● **ABOUT THIS EXERCISE**:
The answer must consist of every line from the entries below that contains the word "Warna".

● **DATA RECORDS**:
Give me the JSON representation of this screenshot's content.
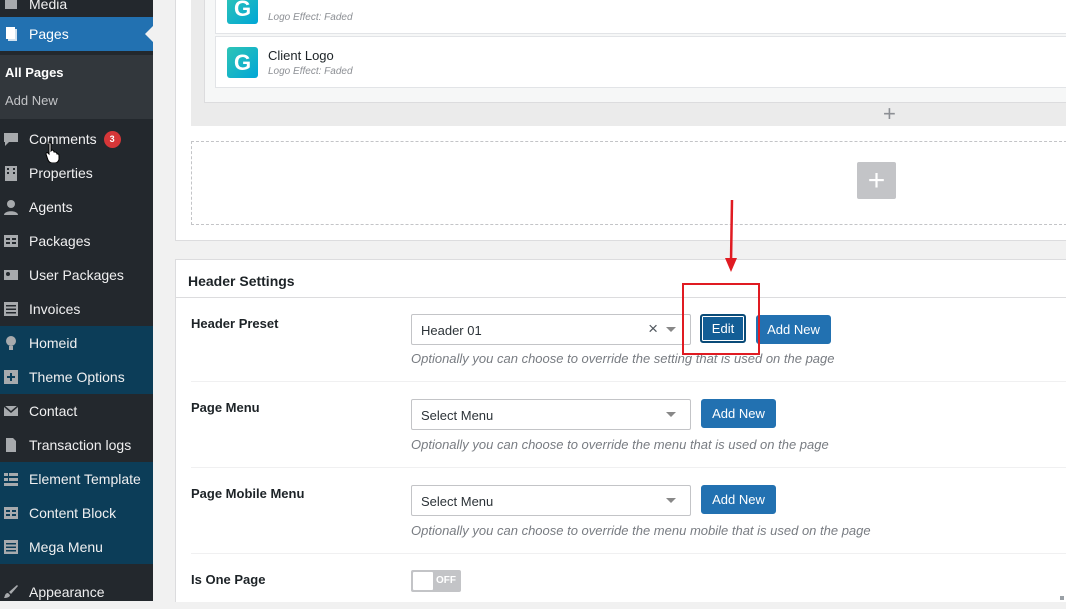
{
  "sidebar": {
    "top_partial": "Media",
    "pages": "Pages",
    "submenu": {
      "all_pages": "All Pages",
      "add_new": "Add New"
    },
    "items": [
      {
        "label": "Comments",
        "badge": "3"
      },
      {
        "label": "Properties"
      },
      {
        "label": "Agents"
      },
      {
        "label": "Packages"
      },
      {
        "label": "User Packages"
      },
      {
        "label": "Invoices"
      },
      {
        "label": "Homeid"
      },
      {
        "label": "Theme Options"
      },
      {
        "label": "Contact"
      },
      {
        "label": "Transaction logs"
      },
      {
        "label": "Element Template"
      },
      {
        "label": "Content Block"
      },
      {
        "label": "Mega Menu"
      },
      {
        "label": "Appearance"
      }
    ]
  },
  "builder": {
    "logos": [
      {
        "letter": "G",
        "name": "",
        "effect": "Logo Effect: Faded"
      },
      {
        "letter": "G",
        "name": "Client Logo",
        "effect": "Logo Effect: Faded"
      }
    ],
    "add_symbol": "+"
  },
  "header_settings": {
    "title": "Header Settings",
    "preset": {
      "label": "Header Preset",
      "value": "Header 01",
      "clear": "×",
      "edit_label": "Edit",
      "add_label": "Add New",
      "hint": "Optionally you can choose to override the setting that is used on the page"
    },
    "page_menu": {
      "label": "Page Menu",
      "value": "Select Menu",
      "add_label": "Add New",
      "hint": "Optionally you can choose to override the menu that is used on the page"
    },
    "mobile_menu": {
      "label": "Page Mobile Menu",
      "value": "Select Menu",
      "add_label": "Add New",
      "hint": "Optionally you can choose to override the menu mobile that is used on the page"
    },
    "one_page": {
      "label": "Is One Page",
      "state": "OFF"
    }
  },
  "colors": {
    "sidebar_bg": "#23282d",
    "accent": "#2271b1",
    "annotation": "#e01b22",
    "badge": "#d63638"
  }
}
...
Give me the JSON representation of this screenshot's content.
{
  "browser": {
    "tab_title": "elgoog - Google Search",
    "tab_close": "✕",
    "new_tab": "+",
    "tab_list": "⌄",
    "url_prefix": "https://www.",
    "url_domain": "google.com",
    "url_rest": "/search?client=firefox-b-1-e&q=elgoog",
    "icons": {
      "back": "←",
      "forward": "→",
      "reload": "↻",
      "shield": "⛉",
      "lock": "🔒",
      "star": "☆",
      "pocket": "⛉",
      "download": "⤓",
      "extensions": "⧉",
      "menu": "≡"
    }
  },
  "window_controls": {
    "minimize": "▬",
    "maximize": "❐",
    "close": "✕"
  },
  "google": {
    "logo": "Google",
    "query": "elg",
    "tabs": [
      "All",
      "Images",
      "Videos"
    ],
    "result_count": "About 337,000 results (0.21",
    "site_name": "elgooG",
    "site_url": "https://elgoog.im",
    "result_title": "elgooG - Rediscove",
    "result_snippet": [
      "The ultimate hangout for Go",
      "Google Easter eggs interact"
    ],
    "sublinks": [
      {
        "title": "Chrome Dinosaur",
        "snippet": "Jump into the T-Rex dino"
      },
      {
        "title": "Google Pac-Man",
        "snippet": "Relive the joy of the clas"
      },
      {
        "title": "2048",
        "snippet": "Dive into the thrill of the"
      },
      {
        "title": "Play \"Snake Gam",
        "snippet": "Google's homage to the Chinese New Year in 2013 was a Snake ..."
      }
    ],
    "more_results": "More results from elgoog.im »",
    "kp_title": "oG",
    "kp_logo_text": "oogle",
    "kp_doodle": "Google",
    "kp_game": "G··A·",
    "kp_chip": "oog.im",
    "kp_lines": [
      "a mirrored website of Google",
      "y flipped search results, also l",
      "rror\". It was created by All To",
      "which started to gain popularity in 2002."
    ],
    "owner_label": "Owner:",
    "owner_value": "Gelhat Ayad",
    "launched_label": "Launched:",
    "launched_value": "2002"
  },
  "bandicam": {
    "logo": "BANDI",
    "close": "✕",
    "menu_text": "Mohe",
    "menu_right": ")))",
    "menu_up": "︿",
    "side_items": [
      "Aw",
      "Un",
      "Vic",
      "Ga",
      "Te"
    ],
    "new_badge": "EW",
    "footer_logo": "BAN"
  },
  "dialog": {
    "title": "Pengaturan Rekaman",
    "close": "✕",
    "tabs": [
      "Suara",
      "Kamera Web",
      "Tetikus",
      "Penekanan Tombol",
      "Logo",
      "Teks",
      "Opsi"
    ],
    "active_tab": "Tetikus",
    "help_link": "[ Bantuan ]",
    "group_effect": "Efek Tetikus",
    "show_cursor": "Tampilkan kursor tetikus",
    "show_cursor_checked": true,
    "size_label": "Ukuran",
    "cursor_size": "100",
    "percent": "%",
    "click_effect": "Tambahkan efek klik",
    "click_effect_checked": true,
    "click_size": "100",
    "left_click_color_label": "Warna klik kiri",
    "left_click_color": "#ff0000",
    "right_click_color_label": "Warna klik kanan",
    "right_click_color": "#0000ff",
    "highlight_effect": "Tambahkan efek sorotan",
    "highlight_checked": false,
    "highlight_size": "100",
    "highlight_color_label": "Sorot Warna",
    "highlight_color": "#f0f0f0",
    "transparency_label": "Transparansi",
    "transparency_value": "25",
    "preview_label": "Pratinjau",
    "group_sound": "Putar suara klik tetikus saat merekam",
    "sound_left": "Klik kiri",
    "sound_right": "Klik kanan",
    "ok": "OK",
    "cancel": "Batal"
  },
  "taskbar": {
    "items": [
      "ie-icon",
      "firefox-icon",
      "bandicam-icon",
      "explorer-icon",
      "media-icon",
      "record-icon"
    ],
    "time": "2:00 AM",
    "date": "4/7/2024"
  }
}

● **TASK SOLUTION**:
    "left_click_color_label": "Warna klik kiri",
    "right_click_color_label": "Warna klik kanan",
    "highlight_color_label": "Sorot Warna",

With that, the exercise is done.